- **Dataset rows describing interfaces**

########

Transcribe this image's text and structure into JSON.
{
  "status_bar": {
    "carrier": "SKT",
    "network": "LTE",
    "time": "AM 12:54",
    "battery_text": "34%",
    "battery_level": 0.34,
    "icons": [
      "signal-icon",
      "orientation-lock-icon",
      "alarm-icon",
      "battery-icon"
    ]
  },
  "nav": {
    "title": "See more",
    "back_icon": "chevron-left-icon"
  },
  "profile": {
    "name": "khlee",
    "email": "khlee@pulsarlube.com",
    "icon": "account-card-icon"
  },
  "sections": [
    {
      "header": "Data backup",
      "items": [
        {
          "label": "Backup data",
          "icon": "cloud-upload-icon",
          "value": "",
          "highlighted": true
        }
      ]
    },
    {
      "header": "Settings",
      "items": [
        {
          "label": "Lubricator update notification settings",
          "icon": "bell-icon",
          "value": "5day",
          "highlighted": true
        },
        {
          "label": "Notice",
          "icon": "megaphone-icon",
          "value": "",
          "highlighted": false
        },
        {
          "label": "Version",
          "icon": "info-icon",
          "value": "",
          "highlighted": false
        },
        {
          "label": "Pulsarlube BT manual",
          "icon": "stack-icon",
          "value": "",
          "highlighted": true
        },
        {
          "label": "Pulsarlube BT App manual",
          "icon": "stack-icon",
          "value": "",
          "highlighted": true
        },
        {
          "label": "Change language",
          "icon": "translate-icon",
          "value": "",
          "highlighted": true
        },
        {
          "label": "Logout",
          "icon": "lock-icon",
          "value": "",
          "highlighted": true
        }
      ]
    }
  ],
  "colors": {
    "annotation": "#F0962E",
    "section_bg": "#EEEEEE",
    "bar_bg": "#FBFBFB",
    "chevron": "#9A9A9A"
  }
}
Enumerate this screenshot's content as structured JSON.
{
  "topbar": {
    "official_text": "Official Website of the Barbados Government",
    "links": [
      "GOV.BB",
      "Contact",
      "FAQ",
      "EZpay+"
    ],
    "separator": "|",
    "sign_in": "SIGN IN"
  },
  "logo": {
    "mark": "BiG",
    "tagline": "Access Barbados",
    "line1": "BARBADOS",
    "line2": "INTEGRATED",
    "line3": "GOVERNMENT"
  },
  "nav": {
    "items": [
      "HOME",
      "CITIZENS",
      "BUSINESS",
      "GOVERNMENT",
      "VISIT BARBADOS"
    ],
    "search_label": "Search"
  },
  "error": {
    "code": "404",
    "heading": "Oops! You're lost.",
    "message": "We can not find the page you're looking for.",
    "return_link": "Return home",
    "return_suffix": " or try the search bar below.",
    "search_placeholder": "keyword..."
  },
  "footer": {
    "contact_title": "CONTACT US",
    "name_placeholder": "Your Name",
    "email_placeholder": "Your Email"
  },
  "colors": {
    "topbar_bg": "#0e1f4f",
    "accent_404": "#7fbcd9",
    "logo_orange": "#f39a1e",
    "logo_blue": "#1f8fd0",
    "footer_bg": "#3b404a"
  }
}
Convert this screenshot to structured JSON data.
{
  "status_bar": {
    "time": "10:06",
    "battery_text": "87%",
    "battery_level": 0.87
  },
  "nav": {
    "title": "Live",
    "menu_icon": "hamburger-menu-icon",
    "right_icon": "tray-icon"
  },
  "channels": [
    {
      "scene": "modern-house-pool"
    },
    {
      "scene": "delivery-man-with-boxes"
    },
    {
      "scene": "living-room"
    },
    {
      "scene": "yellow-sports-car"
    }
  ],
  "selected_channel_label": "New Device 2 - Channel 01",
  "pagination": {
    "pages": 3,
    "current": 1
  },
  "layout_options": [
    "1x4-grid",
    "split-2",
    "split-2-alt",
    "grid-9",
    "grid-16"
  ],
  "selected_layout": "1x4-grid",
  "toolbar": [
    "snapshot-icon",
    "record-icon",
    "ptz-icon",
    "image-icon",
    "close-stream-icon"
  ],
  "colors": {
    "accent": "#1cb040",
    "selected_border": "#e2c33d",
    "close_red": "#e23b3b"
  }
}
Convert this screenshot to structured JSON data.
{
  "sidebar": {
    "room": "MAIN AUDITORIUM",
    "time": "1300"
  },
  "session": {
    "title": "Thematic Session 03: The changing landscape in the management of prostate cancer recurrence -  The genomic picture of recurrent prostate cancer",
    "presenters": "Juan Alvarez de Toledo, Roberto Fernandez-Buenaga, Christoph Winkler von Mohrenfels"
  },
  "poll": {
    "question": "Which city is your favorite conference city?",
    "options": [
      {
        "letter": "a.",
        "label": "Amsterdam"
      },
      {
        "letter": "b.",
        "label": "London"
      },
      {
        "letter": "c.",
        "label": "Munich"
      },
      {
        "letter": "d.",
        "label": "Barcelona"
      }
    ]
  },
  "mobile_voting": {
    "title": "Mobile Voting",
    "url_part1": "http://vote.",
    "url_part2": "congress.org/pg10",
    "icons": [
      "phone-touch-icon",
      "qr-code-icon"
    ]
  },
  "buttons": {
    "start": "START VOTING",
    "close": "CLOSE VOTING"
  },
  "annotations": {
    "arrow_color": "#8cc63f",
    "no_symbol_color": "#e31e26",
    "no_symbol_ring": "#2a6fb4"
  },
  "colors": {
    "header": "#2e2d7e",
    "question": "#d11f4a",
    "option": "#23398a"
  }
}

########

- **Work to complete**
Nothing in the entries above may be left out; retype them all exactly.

- **Solution**
Transcribe this image's text and structure into JSON.
{
  "status_bar": {
    "carrier": "SKT",
    "network": "LTE",
    "time": "AM 12:54",
    "battery_text": "34%",
    "battery_level": 0.34,
    "icons": [
      "signal-icon",
      "orientation-lock-icon",
      "alarm-icon",
      "battery-icon"
    ]
  },
  "nav": {
    "title": "See more",
    "back_icon": "chevron-left-icon"
  },
  "profile": {
    "name": "khlee",
    "email": "khlee@pulsarlube.com",
    "icon": "account-card-icon"
  },
  "sections": [
    {
      "header": "Data backup",
      "items": [
        {
          "label": "Backup data",
          "icon": "cloud-upload-icon",
          "value": "",
          "highlighted": true
        }
      ]
    },
    {
      "header": "Settings",
      "items": [
        {
          "label": "Lubricator update notification settings",
          "icon": "bell-icon",
          "value": "5day",
          "highlighted": true
        },
        {
          "label": "Notice",
          "icon": "megaphone-icon",
          "value": "",
          "highlighted": false
        },
        {
          "label": "Version",
          "icon": "info-icon",
          "value": "",
          "highlighted": false
        },
        {
          "label": "Pulsarlube BT manual",
          "icon": "stack-icon",
          "value": "",
          "highlighted": true
        },
        {
          "label": "Pulsarlube BT App manual",
          "icon": "stack-icon",
          "value": "",
          "highlighted": true
        },
        {
          "label": "Change language",
          "icon": "translate-icon",
          "value": "",
          "highlighted": true
        },
        {
          "label": "Logout",
          "icon": "lock-icon",
          "value": "",
          "highlighted": true
        }
      ]
    }
  ],
  "colors": {
    "annotation": "#F0962E",
    "section_bg": "#EEEEEE",
    "bar_bg": "#FBFBFB",
    "chevron": "#9A9A9A"
  }
}
Enumerate this screenshot's content as structured JSON.
{
  "topbar": {
    "official_text": "Official Website of the Barbados Government",
    "links": [
      "GOV.BB",
      "Contact",
      "FAQ",
      "EZpay+"
    ],
    "separator": "|",
    "sign_in": "SIGN IN"
  },
  "logo": {
    "mark": "BiG",
    "tagline": "Access Barbados",
    "line1": "BARBADOS",
    "line2": "INTEGRATED",
    "line3": "GOVERNMENT"
  },
  "nav": {
    "items": [
      "HOME",
      "CITIZENS",
      "BUSINESS",
      "GOVERNMENT",
      "VISIT BARBADOS"
    ],
    "search_label": "Search"
  },
  "error": {
    "code": "404",
    "heading": "Oops! You're lost.",
    "message": "We can not find the page you're looking for.",
    "return_link": "Return home",
    "return_suffix": " or try the search bar below.",
    "search_placeholder": "keyword..."
  },
  "footer": {
    "contact_title": "CONTACT US",
    "name_placeholder": "Your Name",
    "email_placeholder": "Your Email"
  },
  "colors": {
    "topbar_bg": "#0e1f4f",
    "accent_404": "#7fbcd9",
    "logo_orange": "#f39a1e",
    "logo_blue": "#1f8fd0",
    "footer_bg": "#3b404a"
  }
}
Convert this screenshot to structured JSON data.
{
  "status_bar": {
    "time": "10:06",
    "battery_text": "87%",
    "battery_level": 0.87
  },
  "nav": {
    "title": "Live",
    "menu_icon": "hamburger-menu-icon",
    "right_icon": "tray-icon"
  },
  "channels": [
    {
      "scene": "modern-house-pool"
    },
    {
      "scene": "delivery-man-with-boxes"
    },
    {
      "scene": "living-room"
    },
    {
      "scene": "yellow-sports-car"
    }
  ],
  "selected_channel_label": "New Device 2 - Channel 01",
  "pagination": {
    "pages": 3,
    "current": 1
  },
  "layout_options": [
    "1x4-grid",
    "split-2",
    "split-2-alt",
    "grid-9",
    "grid-16"
  ],
  "selected_layout": "1x4-grid",
  "toolbar": [
    "snapshot-icon",
    "record-icon",
    "ptz-icon",
    "image-icon",
    "close-stream-icon"
  ],
  "colors": {
    "accent": "#1cb040",
    "selected_border": "#e2c33d",
    "close_red": "#e23b3b"
  }
}
Convert this screenshot to structured JSON data.
{
  "sidebar": {
    "room": "MAIN AUDITORIUM",
    "time": "1300"
  },
  "session": {
    "title": "Thematic Session 03: The changing landscape in the management of prostate cancer recurrence -  The genomic picture of recurrent prostate cancer",
    "presenters": "Juan Alvarez de Toledo, Roberto Fernandez-Buenaga, Christoph Winkler von Mohrenfels"
  },
  "poll": {
    "question": "Which city is your favorite conference city?",
    "options": [
      {
        "letter": "a.",
        "label": "Amsterdam"
      },
      {
        "letter": "b.",
        "label": "London"
      },
      {
        "letter": "c.",
        "label": "Munich"
      },
      {
        "letter": "d.",
        "label": "Barcelona"
      }
    ]
  },
  "mobile_voting": {
    "title": "Mobile Voting",
    "url_part1": "http://vote.",
    "url_part2": "congress.org/pg10",
    "icons": [
      "phone-touch-icon",
      "qr-code-icon"
    ]
  },
  "buttons": {
    "start": "START VOTING",
    "close": "CLOSE VOTING"
  },
  "annotations": {
    "arrow_color": "#8cc63f",
    "no_symbol_color": "#e31e26",
    "no_symbol_ring": "#2a6fb4"
  },
  "colors": {
    "header": "#2e2d7e",
    "question": "#d11f4a",
    "option": "#23398a"
  }
}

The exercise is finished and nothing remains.